PROBLEM DESCRIPTION => Please repeat the listing below exactly, but do not include its pictures.
───── GIVEN INFORMATION
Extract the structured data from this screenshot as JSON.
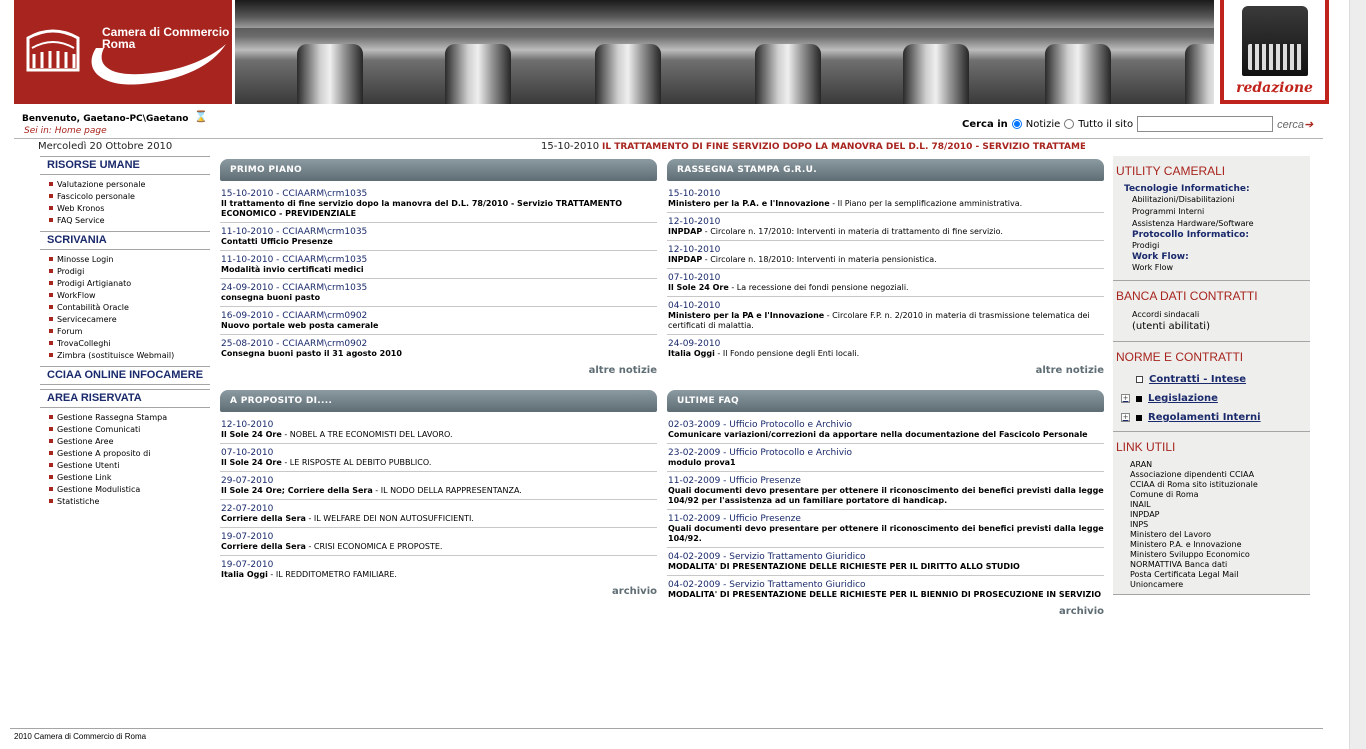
{
  "header": {
    "logo_line1": "Camera di Commercio",
    "logo_line2": "Roma",
    "redazione_label": "redazione"
  },
  "welcome": {
    "text": "Benvenuto, Gaetano-PC\\Gaetano",
    "sei_in": "Sei in: Home page"
  },
  "search": {
    "label": "Cerca in",
    "option1": "Notizie",
    "option2": "Tutto il sito",
    "button": "cerca"
  },
  "date": "Mercoledì 20 Ottobre 2010",
  "ticker": {
    "date": "15-10-2010",
    "text": "IL TRATTAMENTO DI FINE SERVIZIO DOPO LA MANOVRA DEL D.L. 78/2010 - SERVIZIO TRATTAMENTO ECONOMICO - PREVIDENZIALE"
  },
  "nav": [
    {
      "title": "RISORSE UMANE",
      "items": [
        "Valutazione personale",
        "Fascicolo personale",
        "Web Kronos",
        "FAQ Service"
      ]
    },
    {
      "title": "SCRIVANIA",
      "items": [
        "Minosse Login",
        "Prodigi",
        "Prodigi Artigianato",
        "WorkFlow",
        "Contabilità Oracle",
        "Servicecamere",
        "Forum",
        "TrovaColleghi",
        "Zimbra (sostituisce Webmail)"
      ]
    },
    {
      "title": "CCIAA ONLINE INFOCAMERE",
      "items": []
    },
    {
      "title": "AREA RISERVATA",
      "items": [
        "Gestione Rassegna Stampa",
        "Gestione Comunicati",
        "Gestione Aree",
        "Gestione A proposito di",
        "Gestione Utenti",
        "Gestione Link",
        "Gestione Modulistica",
        "Statistiche"
      ]
    }
  ],
  "primo_piano": {
    "title": "PRIMO PIANO",
    "more": "altre notizie",
    "items": [
      {
        "date": "15-10-2010 - CCIAARM\\crm1035",
        "text": "Il trattamento di fine servizio dopo la manovra del D.L. 78/2010 - Servizio TRATTAMENTO ECONOMICO - PREVIDENZIALE"
      },
      {
        "date": "11-10-2010 - CCIAARM\\crm1035",
        "text": "Contatti Ufficio Presenze"
      },
      {
        "date": "11-10-2010 - CCIAARM\\crm1035",
        "text": "Modalità invio certificati medici"
      },
      {
        "date": "24-09-2010 - CCIAARM\\crm1035",
        "text": "consegna buoni pasto"
      },
      {
        "date": "16-09-2010 - CCIAARM\\crm0902",
        "text": "Nuovo portale web posta camerale"
      },
      {
        "date": "25-08-2010 - CCIAARM\\crm0902",
        "text": "Consegna buoni pasto il 31 agosto 2010"
      }
    ]
  },
  "rassegna": {
    "title": "RASSEGNA STAMPA G.R.U.",
    "more": "altre notizie",
    "items": [
      {
        "date": "15-10-2010",
        "source": "Ministero per la P.A. e l'Innovazione",
        "text": " - Il Piano per la semplificazione amministrativa."
      },
      {
        "date": "12-10-2010",
        "source": "INPDAP",
        "text": " - Circolare n. 17/2010: Interventi in materia di trattamento di fine servizio."
      },
      {
        "date": "12-10-2010",
        "source": "INPDAP",
        "text": " - Circolare n. 18/2010: Interventi in materia pensionistica."
      },
      {
        "date": "07-10-2010",
        "source": "Il Sole 24 Ore",
        "text": " - La recessione dei fondi pensione negoziali."
      },
      {
        "date": "04-10-2010",
        "source": "Ministero per la PA e l'Innovazione",
        "text": " - Circolare F.P. n. 2/2010 in materia di trasmissione telematica dei certificati di malattia."
      },
      {
        "date": "24-09-2010",
        "source": "Italia Oggi",
        "text": " - Il Fondo pensione degli Enti locali."
      }
    ]
  },
  "a_proposito": {
    "title": "A PROPOSITO DI....",
    "more": "archivio",
    "items": [
      {
        "date": "12-10-2010",
        "source": "Il Sole 24 Ore",
        "text": " - NOBEL A TRE ECONOMISTI DEL LAVORO."
      },
      {
        "date": "07-10-2010",
        "source": "Il Sole 24 Ore",
        "text": " - LE RISPOSTE AL DEBITO PUBBLICO."
      },
      {
        "date": "29-07-2010",
        "source": "Il Sole 24 Ore; Corriere della Sera",
        "text": " - IL NODO DELLA RAPPRESENTANZA."
      },
      {
        "date": "22-07-2010",
        "source": "Corriere della Sera",
        "text": " - IL WELFARE DEI NON AUTOSUFFICIENTI."
      },
      {
        "date": "19-07-2010",
        "source": "Corriere della Sera",
        "text": " - CRISI ECONOMICA E PROPOSTE."
      },
      {
        "date": "19-07-2010",
        "source": "Italia Oggi",
        "text": " - IL REDDITOMETRO FAMILIARE."
      }
    ]
  },
  "faq": {
    "title": "ULTIME FAQ",
    "more": "archivio",
    "items": [
      {
        "date": "02-03-2009 - Ufficio Protocollo e Archivio",
        "text": "Comunicare variazioni/correzioni da apportare nella documentazione del Fascicolo Personale"
      },
      {
        "date": "23-02-2009 - Ufficio Protocollo e Archivio",
        "text": "modulo prova1"
      },
      {
        "date": "11-02-2009 - Ufficio Presenze",
        "text": "Quali documenti devo presentare per ottenere il riconoscimento dei benefici previsti dalla legge 104/92 per l'assistenza ad un familiare portatore di handicap."
      },
      {
        "date": "11-02-2009 - Ufficio Presenze",
        "text": "Quali documenti devo presentare per ottenere il riconoscimento dei benefici previsti dalla legge 104/92."
      },
      {
        "date": "04-02-2009 - Servizio Trattamento Giuridico",
        "text": "MODALITA' DI PRESENTAZIONE DELLE RICHIESTE PER IL DIRITTO ALLO STUDIO"
      },
      {
        "date": "04-02-2009 - Servizio Trattamento Giuridico",
        "text": "MODALITA' DI PRESENTAZIONE DELLE RICHIESTE PER IL BIENNIO DI PROSECUZIONE IN SERVIZIO"
      }
    ]
  },
  "right": {
    "utility_title": "UTILITY CAMERALI",
    "tecno_title": "Tecnologie Informatiche:",
    "tecno_items": [
      "Abilitazioni/Disabilitazioni",
      "Programmi Interni",
      "Assistenza Hardware/Software"
    ],
    "protocollo_title": "Protocollo Informatico:",
    "protocollo_items": [
      "Prodigi"
    ],
    "workflow_title": "Work Flow:",
    "workflow_items": [
      "Work Flow"
    ],
    "banca_title": "BANCA DATI CONTRATTI",
    "banca_item1": "Accordi sindacali",
    "banca_item2": "(utenti abilitati)",
    "norme_title": "NORME E CONTRATTI",
    "norme_items": [
      "Contratti - Intese",
      "Legislazione",
      "Regolamenti Interni"
    ],
    "link_title": "LINK UTILI",
    "links": [
      "ARAN",
      "Associazione dipendenti CCIAA",
      "CCIAA di Roma sito istituzionale",
      "Comune di Roma",
      "INAIL",
      "INPDAP",
      "INPS",
      "Ministero del Lavoro",
      "Ministero P.A. e Innovazione",
      "Ministero Sviluppo Economico",
      "NORMATTIVA Banca dati",
      "Posta Certificata Legal Mail",
      "Unioncamere"
    ]
  },
  "footer": "2010 Camera di Commercio di Roma"
}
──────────
EXERCISE RESPONSE =>
Extract the structured data from this screenshot as JSON.
{
  "header": {
    "logo_line1": "Camera di Commercio",
    "logo_line2": "Roma",
    "redazione_label": "redazione"
  },
  "welcome": {
    "text": "Benvenuto, Gaetano-PC\\Gaetano",
    "sei_in": "Sei in: Home page"
  },
  "search": {
    "label": "Cerca in",
    "option1": "Notizie",
    "option2": "Tutto il sito",
    "button": "cerca"
  },
  "date": "Mercoledì 20 Ottobre 2010",
  "ticker": {
    "date": "15-10-2010",
    "text": "IL TRATTAMENTO DI FINE SERVIZIO DOPO LA MANOVRA DEL D.L. 78/2010 - SERVIZIO TRATTAMENTO ECONOMICO - PREVIDENZIALE"
  },
  "nav": [
    {
      "title": "RISORSE UMANE",
      "items": [
        "Valutazione personale",
        "Fascicolo personale",
        "Web Kronos",
        "FAQ Service"
      ]
    },
    {
      "title": "SCRIVANIA",
      "items": [
        "Minosse Login",
        "Prodigi",
        "Prodigi Artigianato",
        "WorkFlow",
        "Contabilità Oracle",
        "Servicecamere",
        "Forum",
        "TrovaColleghi",
        "Zimbra (sostituisce Webmail)"
      ]
    },
    {
      "title": "CCIAA ONLINE INFOCAMERE",
      "items": []
    },
    {
      "title": "AREA RISERVATA",
      "items": [
        "Gestione Rassegna Stampa",
        "Gestione Comunicati",
        "Gestione Aree",
        "Gestione A proposito di",
        "Gestione Utenti",
        "Gestione Link",
        "Gestione Modulistica",
        "Statistiche"
      ]
    }
  ],
  "primo_piano": {
    "title": "PRIMO PIANO",
    "more": "altre notizie",
    "items": [
      {
        "date": "15-10-2010 - CCIAARM\\crm1035",
        "text": "Il trattamento di fine servizio dopo la manovra del D.L. 78/2010 - Servizio TRATTAMENTO ECONOMICO - PREVIDENZIALE"
      },
      {
        "date": "11-10-2010 - CCIAARM\\crm1035",
        "text": "Contatti Ufficio Presenze"
      },
      {
        "date": "11-10-2010 - CCIAARM\\crm1035",
        "text": "Modalità invio certificati medici"
      },
      {
        "date": "24-09-2010 - CCIAARM\\crm1035",
        "text": "consegna buoni pasto"
      },
      {
        "date": "16-09-2010 - CCIAARM\\crm0902",
        "text": "Nuovo portale web posta camerale"
      },
      {
        "date": "25-08-2010 - CCIAARM\\crm0902",
        "text": "Consegna buoni pasto il 31 agosto 2010"
      }
    ]
  },
  "rassegna": {
    "title": "RASSEGNA STAMPA G.R.U.",
    "more": "altre notizie",
    "items": [
      {
        "date": "15-10-2010",
        "source": "Ministero per la P.A. e l'Innovazione",
        "text": " - Il Piano per la semplificazione amministrativa."
      },
      {
        "date": "12-10-2010",
        "source": "INPDAP",
        "text": " - Circolare n. 17/2010: Interventi in materia di trattamento di fine servizio."
      },
      {
        "date": "12-10-2010",
        "source": "INPDAP",
        "text": " - Circolare n. 18/2010: Interventi in materia pensionistica."
      },
      {
        "date": "07-10-2010",
        "source": "Il Sole 24 Ore",
        "text": " - La recessione dei fondi pensione negoziali."
      },
      {
        "date": "04-10-2010",
        "source": "Ministero per la PA e l'Innovazione",
        "text": " - Circolare F.P. n. 2/2010 in materia di trasmissione telematica dei certificati di malattia."
      },
      {
        "date": "24-09-2010",
        "source": "Italia Oggi",
        "text": " - Il Fondo pensione degli Enti locali."
      }
    ]
  },
  "a_proposito": {
    "title": "A PROPOSITO DI....",
    "more": "archivio",
    "items": [
      {
        "date": "12-10-2010",
        "source": "Il Sole 24 Ore",
        "text": " - NOBEL A TRE ECONOMISTI DEL LAVORO."
      },
      {
        "date": "07-10-2010",
        "source": "Il Sole 24 Ore",
        "text": " - LE RISPOSTE AL DEBITO PUBBLICO."
      },
      {
        "date": "29-07-2010",
        "source": "Il Sole 24 Ore; Corriere della Sera",
        "text": " - IL NODO DELLA RAPPRESENTANZA."
      },
      {
        "date": "22-07-2010",
        "source": "Corriere della Sera",
        "text": " - IL WELFARE DEI NON AUTOSUFFICIENTI."
      },
      {
        "date": "19-07-2010",
        "source": "Corriere della Sera",
        "text": " - CRISI ECONOMICA E PROPOSTE."
      },
      {
        "date": "19-07-2010",
        "source": "Italia Oggi",
        "text": " - IL REDDITOMETRO FAMILIARE."
      }
    ]
  },
  "faq": {
    "title": "ULTIME FAQ",
    "more": "archivio",
    "items": [
      {
        "date": "02-03-2009 - Ufficio Protocollo e Archivio",
        "text": "Comunicare variazioni/correzioni da apportare nella documentazione del Fascicolo Personale"
      },
      {
        "date": "23-02-2009 - Ufficio Protocollo e Archivio",
        "text": "modulo prova1"
      },
      {
        "date": "11-02-2009 - Ufficio Presenze",
        "text": "Quali documenti devo presentare per ottenere il riconoscimento dei benefici previsti dalla legge 104/92 per l'assistenza ad un familiare portatore di handicap."
      },
      {
        "date": "11-02-2009 - Ufficio Presenze",
        "text": "Quali documenti devo presentare per ottenere il riconoscimento dei benefici previsti dalla legge 104/92."
      },
      {
        "date": "04-02-2009 - Servizio Trattamento Giuridico",
        "text": "MODALITA' DI PRESENTAZIONE DELLE RICHIESTE PER IL DIRITTO ALLO STUDIO"
      },
      {
        "date": "04-02-2009 - Servizio Trattamento Giuridico",
        "text": "MODALITA' DI PRESENTAZIONE DELLE RICHIESTE PER IL BIENNIO DI PROSECUZIONE IN SERVIZIO"
      }
    ]
  },
  "right": {
    "utility_title": "UTILITY CAMERALI",
    "tecno_title": "Tecnologie Informatiche:",
    "tecno_items": [
      "Abilitazioni/Disabilitazioni",
      "Programmi Interni",
      "Assistenza Hardware/Software"
    ],
    "protocollo_title": "Protocollo Informatico:",
    "protocollo_items": [
      "Prodigi"
    ],
    "workflow_title": "Work Flow:",
    "workflow_items": [
      "Work Flow"
    ],
    "banca_title": "BANCA DATI CONTRATTI",
    "banca_item1": "Accordi sindacali",
    "banca_item2": "(utenti abilitati)",
    "norme_title": "NORME E CONTRATTI",
    "norme_items": [
      "Contratti - Intese",
      "Legislazione",
      "Regolamenti Interni"
    ],
    "link_title": "LINK UTILI",
    "links": [
      "ARAN",
      "Associazione dipendenti CCIAA",
      "CCIAA di Roma sito istituzionale",
      "Comune di Roma",
      "INAIL",
      "INPDAP",
      "INPS",
      "Ministero del Lavoro",
      "Ministero P.A. e Innovazione",
      "Ministero Sviluppo Economico",
      "NORMATTIVA Banca dati",
      "Posta Certificata Legal Mail",
      "Unioncamere"
    ]
  },
  "footer": "2010 Camera di Commercio di Roma"
}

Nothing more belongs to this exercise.